The answer must be every line below that holds the word "Output".

-- Dataset rows for apps and sites --
──────────────────────────────

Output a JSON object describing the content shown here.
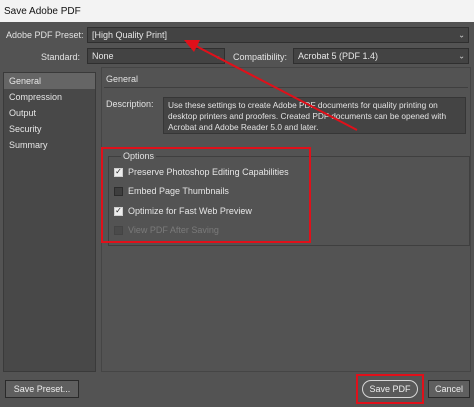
{
  "window": {
    "title": "Save Adobe PDF"
  },
  "preset": {
    "label": "Adobe PDF Preset:",
    "value": "[High Quality Print]"
  },
  "standard": {
    "label": "Standard:",
    "value": "None"
  },
  "compatibility": {
    "label": "Compatibility:",
    "value": "Acrobat 5 (PDF 1.4)"
  },
  "sidebar": {
    "items": [
      {
        "label": "General",
        "selected": true
      },
      {
        "label": "Compression",
        "selected": false
      },
      {
        "label": "Output",
        "selected": false
      },
      {
        "label": "Security",
        "selected": false
      },
      {
        "label": "Summary",
        "selected": false
      }
    ]
  },
  "panel": {
    "heading": "General",
    "description_label": "Description:",
    "description_text": "Use these settings to create Adobe PDF documents for quality printing on desktop printers and proofers.  Created PDF documents can be opened with Acrobat and Adobe Reader 5.0 and later."
  },
  "options": {
    "legend": "Options",
    "items": [
      {
        "label": "Preserve Photoshop Editing Capabilities",
        "checked": true,
        "disabled": false
      },
      {
        "label": "Embed Page Thumbnails",
        "checked": false,
        "disabled": false
      },
      {
        "label": "Optimize for Fast Web Preview",
        "checked": true,
        "disabled": false
      },
      {
        "label": "View PDF After Saving",
        "checked": false,
        "disabled": true
      }
    ]
  },
  "buttons": {
    "save_preset": "Save Preset...",
    "save_pdf": "Save PDF",
    "cancel": "Cancel"
  },
  "colors": {
    "background": "#535353",
    "annotation_red": "#e0101a"
  }
}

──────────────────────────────

-- Solution for this problem --
Output a JSON object describing the content shown here.
        "label": "Output",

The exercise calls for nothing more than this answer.